Write each entry down again precisely, skipping nothing.

****************

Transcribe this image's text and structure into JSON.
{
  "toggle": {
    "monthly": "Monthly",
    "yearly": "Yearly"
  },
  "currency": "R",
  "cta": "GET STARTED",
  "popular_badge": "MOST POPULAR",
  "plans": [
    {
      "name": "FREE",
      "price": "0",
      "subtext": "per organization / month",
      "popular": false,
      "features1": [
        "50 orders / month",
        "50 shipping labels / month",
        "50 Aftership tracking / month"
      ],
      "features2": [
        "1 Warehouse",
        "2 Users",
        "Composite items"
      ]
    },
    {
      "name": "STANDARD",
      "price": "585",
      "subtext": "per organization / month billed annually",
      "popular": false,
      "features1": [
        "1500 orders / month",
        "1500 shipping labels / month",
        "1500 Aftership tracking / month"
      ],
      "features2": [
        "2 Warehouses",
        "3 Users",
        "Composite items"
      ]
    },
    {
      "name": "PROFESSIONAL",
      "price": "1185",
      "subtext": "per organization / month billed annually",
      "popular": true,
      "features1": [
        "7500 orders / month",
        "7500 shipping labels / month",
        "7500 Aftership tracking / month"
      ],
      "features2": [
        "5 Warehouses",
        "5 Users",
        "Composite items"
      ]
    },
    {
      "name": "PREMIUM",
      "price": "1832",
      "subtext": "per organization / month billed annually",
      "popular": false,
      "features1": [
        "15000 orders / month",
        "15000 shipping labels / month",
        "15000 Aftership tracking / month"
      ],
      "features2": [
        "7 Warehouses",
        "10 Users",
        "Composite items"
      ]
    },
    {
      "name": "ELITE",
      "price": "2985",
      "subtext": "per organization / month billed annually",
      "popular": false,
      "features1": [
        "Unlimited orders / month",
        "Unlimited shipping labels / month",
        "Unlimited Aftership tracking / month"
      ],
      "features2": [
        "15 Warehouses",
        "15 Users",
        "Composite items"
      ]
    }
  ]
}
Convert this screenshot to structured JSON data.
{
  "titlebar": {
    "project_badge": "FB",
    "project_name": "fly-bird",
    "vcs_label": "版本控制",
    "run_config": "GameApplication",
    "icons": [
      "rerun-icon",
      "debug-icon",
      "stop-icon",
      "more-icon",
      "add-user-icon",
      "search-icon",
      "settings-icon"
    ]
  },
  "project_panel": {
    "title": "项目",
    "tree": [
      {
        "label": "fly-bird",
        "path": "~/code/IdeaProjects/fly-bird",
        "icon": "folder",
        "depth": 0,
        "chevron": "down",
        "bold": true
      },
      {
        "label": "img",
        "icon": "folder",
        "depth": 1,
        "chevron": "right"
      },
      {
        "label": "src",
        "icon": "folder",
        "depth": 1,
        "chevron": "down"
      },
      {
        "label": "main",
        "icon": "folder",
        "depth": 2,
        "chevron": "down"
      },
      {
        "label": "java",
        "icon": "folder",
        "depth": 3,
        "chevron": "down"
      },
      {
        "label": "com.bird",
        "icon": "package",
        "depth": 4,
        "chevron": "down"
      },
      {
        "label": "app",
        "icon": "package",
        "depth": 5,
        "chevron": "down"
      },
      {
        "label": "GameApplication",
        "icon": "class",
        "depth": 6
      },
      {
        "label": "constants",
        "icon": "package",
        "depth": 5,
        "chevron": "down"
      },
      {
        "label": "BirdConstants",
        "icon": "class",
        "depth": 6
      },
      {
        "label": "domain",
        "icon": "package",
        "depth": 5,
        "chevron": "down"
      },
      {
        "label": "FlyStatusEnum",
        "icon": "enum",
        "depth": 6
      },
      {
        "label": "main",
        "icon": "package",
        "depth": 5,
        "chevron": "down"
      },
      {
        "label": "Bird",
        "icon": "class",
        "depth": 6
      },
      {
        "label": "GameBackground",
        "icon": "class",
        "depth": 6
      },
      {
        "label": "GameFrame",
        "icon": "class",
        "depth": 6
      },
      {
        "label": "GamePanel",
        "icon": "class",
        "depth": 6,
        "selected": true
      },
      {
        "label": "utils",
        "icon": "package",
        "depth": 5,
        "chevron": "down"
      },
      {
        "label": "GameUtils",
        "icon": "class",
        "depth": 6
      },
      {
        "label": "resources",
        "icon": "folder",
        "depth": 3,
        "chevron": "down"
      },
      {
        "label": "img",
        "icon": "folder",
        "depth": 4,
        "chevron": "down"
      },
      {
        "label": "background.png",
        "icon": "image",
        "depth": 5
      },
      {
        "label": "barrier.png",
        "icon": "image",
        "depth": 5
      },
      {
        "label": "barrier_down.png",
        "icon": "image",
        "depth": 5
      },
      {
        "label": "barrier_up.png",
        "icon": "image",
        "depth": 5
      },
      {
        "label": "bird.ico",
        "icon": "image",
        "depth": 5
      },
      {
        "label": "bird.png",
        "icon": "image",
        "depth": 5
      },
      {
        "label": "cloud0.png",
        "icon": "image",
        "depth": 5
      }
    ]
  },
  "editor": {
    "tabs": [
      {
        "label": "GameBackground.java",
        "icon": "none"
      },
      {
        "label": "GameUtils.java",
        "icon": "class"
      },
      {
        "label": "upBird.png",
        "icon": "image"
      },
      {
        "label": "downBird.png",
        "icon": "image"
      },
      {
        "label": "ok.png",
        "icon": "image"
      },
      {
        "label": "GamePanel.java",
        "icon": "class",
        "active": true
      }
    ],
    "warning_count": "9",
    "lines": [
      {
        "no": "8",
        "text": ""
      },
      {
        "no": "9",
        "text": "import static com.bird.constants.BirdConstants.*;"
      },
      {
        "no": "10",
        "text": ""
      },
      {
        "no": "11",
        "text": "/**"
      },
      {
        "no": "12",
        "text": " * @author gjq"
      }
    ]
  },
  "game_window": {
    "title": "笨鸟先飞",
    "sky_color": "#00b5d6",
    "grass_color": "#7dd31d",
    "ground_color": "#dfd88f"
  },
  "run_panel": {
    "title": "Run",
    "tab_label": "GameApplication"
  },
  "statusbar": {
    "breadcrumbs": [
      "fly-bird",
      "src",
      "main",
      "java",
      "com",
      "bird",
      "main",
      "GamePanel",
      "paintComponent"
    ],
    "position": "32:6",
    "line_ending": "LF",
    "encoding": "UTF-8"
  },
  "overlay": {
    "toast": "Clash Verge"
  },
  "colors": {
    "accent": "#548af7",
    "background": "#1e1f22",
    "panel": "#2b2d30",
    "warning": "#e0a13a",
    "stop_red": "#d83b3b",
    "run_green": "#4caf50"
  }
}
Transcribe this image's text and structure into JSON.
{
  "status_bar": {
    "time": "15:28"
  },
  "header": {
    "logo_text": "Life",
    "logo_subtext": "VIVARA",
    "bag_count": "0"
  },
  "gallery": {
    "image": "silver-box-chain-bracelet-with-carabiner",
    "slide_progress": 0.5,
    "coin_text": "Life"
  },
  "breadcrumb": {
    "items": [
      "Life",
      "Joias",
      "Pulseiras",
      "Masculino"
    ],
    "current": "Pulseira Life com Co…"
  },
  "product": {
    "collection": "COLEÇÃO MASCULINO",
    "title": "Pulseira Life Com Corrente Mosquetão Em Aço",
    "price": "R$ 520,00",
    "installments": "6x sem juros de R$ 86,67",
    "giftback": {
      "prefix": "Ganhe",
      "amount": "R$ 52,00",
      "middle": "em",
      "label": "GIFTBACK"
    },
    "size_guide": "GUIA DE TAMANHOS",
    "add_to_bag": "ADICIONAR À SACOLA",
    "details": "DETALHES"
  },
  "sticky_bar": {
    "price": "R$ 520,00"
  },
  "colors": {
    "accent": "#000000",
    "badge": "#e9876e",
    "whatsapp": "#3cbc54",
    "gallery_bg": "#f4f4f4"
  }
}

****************

▸ **Response**
Transcribe this image's text and structure into JSON.
{
  "toggle": {
    "monthly": "Monthly",
    "yearly": "Yearly"
  },
  "currency": "R",
  "cta": "GET STARTED",
  "popular_badge": "MOST POPULAR",
  "plans": [
    {
      "name": "FREE",
      "price": "0",
      "subtext": "per organization / month",
      "popular": false,
      "features1": [
        "50 orders / month",
        "50 shipping labels / month",
        "50 Aftership tracking / month"
      ],
      "features2": [
        "1 Warehouse",
        "2 Users",
        "Composite items"
      ]
    },
    {
      "name": "STANDARD",
      "price": "585",
      "subtext": "per organization / month billed annually",
      "popular": false,
      "features1": [
        "1500 orders / month",
        "1500 shipping labels / month",
        "1500 Aftership tracking / month"
      ],
      "features2": [
        "2 Warehouses",
        "3 Users",
        "Composite items"
      ]
    },
    {
      "name": "PROFESSIONAL",
      "price": "1185",
      "subtext": "per organization / month billed annually",
      "popular": true,
      "features1": [
        "7500 orders / month",
        "7500 shipping labels / month",
        "7500 Aftership tracking / month"
      ],
      "features2": [
        "5 Warehouses",
        "5 Users",
        "Composite items"
      ]
    },
    {
      "name": "PREMIUM",
      "price": "1832",
      "subtext": "per organization / month billed annually",
      "popular": false,
      "features1": [
        "15000 orders / month",
        "15000 shipping labels / month",
        "15000 Aftership tracking / month"
      ],
      "features2": [
        "7 Warehouses",
        "10 Users",
        "Composite items"
      ]
    },
    {
      "name": "ELITE",
      "price": "2985",
      "subtext": "per organization / month billed annually",
      "popular": false,
      "features1": [
        "Unlimited orders / month",
        "Unlimited shipping labels / month",
        "Unlimited Aftership tracking / month"
      ],
      "features2": [
        "15 Warehouses",
        "15 Users",
        "Composite items"
      ]
    }
  ]
}
Convert this screenshot to structured JSON data.
{
  "titlebar": {
    "project_badge": "FB",
    "project_name": "fly-bird",
    "vcs_label": "版本控制",
    "run_config": "GameApplication",
    "icons": [
      "rerun-icon",
      "debug-icon",
      "stop-icon",
      "more-icon",
      "add-user-icon",
      "search-icon",
      "settings-icon"
    ]
  },
  "project_panel": {
    "title": "项目",
    "tree": [
      {
        "label": "fly-bird",
        "path": "~/code/IdeaProjects/fly-bird",
        "icon": "folder",
        "depth": 0,
        "chevron": "down",
        "bold": true
      },
      {
        "label": "img",
        "icon": "folder",
        "depth": 1,
        "chevron": "right"
      },
      {
        "label": "src",
        "icon": "folder",
        "depth": 1,
        "chevron": "down"
      },
      {
        "label": "main",
        "icon": "folder",
        "depth": 2,
        "chevron": "down"
      },
      {
        "label": "java",
        "icon": "folder",
        "depth": 3,
        "chevron": "down"
      },
      {
        "label": "com.bird",
        "icon": "package",
        "depth": 4,
        "chevron": "down"
      },
      {
        "label": "app",
        "icon": "package",
        "depth": 5,
        "chevron": "down"
      },
      {
        "label": "GameApplication",
        "icon": "class",
        "depth": 6
      },
      {
        "label": "constants",
        "icon": "package",
        "depth": 5,
        "chevron": "down"
      },
      {
        "label": "BirdConstants",
        "icon": "class",
        "depth": 6
      },
      {
        "label": "domain",
        "icon": "package",
        "depth": 5,
        "chevron": "down"
      },
      {
        "label": "FlyStatusEnum",
        "icon": "enum",
        "depth": 6
      },
      {
        "label": "main",
        "icon": "package",
        "depth": 5,
        "chevron": "down"
      },
      {
        "label": "Bird",
        "icon": "class",
        "depth": 6
      },
      {
        "label": "GameBackground",
        "icon": "class",
        "depth": 6
      },
      {
        "label": "GameFrame",
        "icon": "class",
        "depth": 6
      },
      {
        "label": "GamePanel",
        "icon": "class",
        "depth": 6,
        "selected": true
      },
      {
        "label": "utils",
        "icon": "package",
        "depth": 5,
        "chevron": "down"
      },
      {
        "label": "GameUtils",
        "icon": "class",
        "depth": 6
      },
      {
        "label": "resources",
        "icon": "folder",
        "depth": 3,
        "chevron": "down"
      },
      {
        "label": "img",
        "icon": "folder",
        "depth": 4,
        "chevron": "down"
      },
      {
        "label": "background.png",
        "icon": "image",
        "depth": 5
      },
      {
        "label": "barrier.png",
        "icon": "image",
        "depth": 5
      },
      {
        "label": "barrier_down.png",
        "icon": "image",
        "depth": 5
      },
      {
        "label": "barrier_up.png",
        "icon": "image",
        "depth": 5
      },
      {
        "label": "bird.ico",
        "icon": "image",
        "depth": 5
      },
      {
        "label": "bird.png",
        "icon": "image",
        "depth": 5
      },
      {
        "label": "cloud0.png",
        "icon": "image",
        "depth": 5
      }
    ]
  },
  "editor": {
    "tabs": [
      {
        "label": "GameBackground.java",
        "icon": "none"
      },
      {
        "label": "GameUtils.java",
        "icon": "class"
      },
      {
        "label": "upBird.png",
        "icon": "image"
      },
      {
        "label": "downBird.png",
        "icon": "image"
      },
      {
        "label": "ok.png",
        "icon": "image"
      },
      {
        "label": "GamePanel.java",
        "icon": "class",
        "active": true
      }
    ],
    "warning_count": "9",
    "lines": [
      {
        "no": "8",
        "text": ""
      },
      {
        "no": "9",
        "text": "import static com.bird.constants.BirdConstants.*;"
      },
      {
        "no": "10",
        "text": ""
      },
      {
        "no": "11",
        "text": "/**"
      },
      {
        "no": "12",
        "text": " * @author gjq"
      }
    ]
  },
  "game_window": {
    "title": "笨鸟先飞",
    "sky_color": "#00b5d6",
    "grass_color": "#7dd31d",
    "ground_color": "#dfd88f"
  },
  "run_panel": {
    "title": "Run",
    "tab_label": "GameApplication"
  },
  "statusbar": {
    "breadcrumbs": [
      "fly-bird",
      "src",
      "main",
      "java",
      "com",
      "bird",
      "main",
      "GamePanel",
      "paintComponent"
    ],
    "position": "32:6",
    "line_ending": "LF",
    "encoding": "UTF-8"
  },
  "overlay": {
    "toast": "Clash Verge"
  },
  "colors": {
    "accent": "#548af7",
    "background": "#1e1f22",
    "panel": "#2b2d30",
    "warning": "#e0a13a",
    "stop_red": "#d83b3b",
    "run_green": "#4caf50"
  }
}
Transcribe this image's text and structure into JSON.
{
  "status_bar": {
    "time": "15:28"
  },
  "header": {
    "logo_text": "Life",
    "logo_subtext": "VIVARA",
    "bag_count": "0"
  },
  "gallery": {
    "image": "silver-box-chain-bracelet-with-carabiner",
    "slide_progress": 0.5,
    "coin_text": "Life"
  },
  "breadcrumb": {
    "items": [
      "Life",
      "Joias",
      "Pulseiras",
      "Masculino"
    ],
    "current": "Pulseira Life com Co…"
  },
  "product": {
    "collection": "COLEÇÃO MASCULINO",
    "title": "Pulseira Life Com Corrente Mosquetão Em Aço",
    "price": "R$ 520,00",
    "installments": "6x sem juros de R$ 86,67",
    "giftback": {
      "prefix": "Ganhe",
      "amount": "R$ 52,00",
      "middle": "em",
      "label": "GIFTBACK"
    },
    "size_guide": "GUIA DE TAMANHOS",
    "add_to_bag": "ADICIONAR À SACOLA",
    "details": "DETALHES"
  },
  "sticky_bar": {
    "price": "R$ 520,00"
  },
  "colors": {
    "accent": "#000000",
    "badge": "#e9876e",
    "whatsapp": "#3cbc54",
    "gallery_bg": "#f4f4f4"
  }
}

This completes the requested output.